### EXERCISE REQUIREMENTS
Copy out the data that follows exactly, leaving out no line.
── SUPPLIED RECORDS ──
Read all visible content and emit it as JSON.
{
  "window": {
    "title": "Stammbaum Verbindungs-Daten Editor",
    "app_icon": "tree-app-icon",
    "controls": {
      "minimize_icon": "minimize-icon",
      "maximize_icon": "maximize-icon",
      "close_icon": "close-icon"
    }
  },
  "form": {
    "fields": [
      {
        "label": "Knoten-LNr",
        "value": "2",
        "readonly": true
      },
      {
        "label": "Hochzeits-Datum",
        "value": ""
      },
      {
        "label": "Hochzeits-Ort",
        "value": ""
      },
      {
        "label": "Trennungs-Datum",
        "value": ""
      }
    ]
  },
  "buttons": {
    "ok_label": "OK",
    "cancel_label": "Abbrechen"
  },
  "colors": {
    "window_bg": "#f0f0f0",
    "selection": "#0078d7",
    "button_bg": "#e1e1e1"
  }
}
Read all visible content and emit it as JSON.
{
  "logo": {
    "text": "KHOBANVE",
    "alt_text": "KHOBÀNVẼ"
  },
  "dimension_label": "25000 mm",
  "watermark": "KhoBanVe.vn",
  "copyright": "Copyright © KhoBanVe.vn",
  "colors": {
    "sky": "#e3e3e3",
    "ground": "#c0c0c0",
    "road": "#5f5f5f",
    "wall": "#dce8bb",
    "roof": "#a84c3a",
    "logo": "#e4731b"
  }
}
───
### RESPONSE FOR THIS EXERCISE
Read all visible content and emit it as JSON.
{
  "window": {
    "title": "Stammbaum Verbindungs-Daten Editor",
    "app_icon": "tree-app-icon",
    "controls": {
      "minimize_icon": "minimize-icon",
      "maximize_icon": "maximize-icon",
      "close_icon": "close-icon"
    }
  },
  "form": {
    "fields": [
      {
        "label": "Knoten-LNr",
        "value": "2",
        "readonly": true
      },
      {
        "label": "Hochzeits-Datum",
        "value": ""
      },
      {
        "label": "Hochzeits-Ort",
        "value": ""
      },
      {
        "label": "Trennungs-Datum",
        "value": ""
      }
    ]
  },
  "buttons": {
    "ok_label": "OK",
    "cancel_label": "Abbrechen"
  },
  "colors": {
    "window_bg": "#f0f0f0",
    "selection": "#0078d7",
    "button_bg": "#e1e1e1"
  }
}
Read all visible content and emit it as JSON.
{
  "logo": {
    "text": "KHOBANVE",
    "alt_text": "KHOBÀNVẼ"
  },
  "dimension_label": "25000 mm",
  "watermark": "KhoBanVe.vn",
  "copyright": "Copyright © KhoBanVe.vn",
  "colors": {
    "sky": "#e3e3e3",
    "ground": "#c0c0c0",
    "road": "#5f5f5f",
    "wall": "#dce8bb",
    "roof": "#a84c3a",
    "logo": "#e4731b"
  }
}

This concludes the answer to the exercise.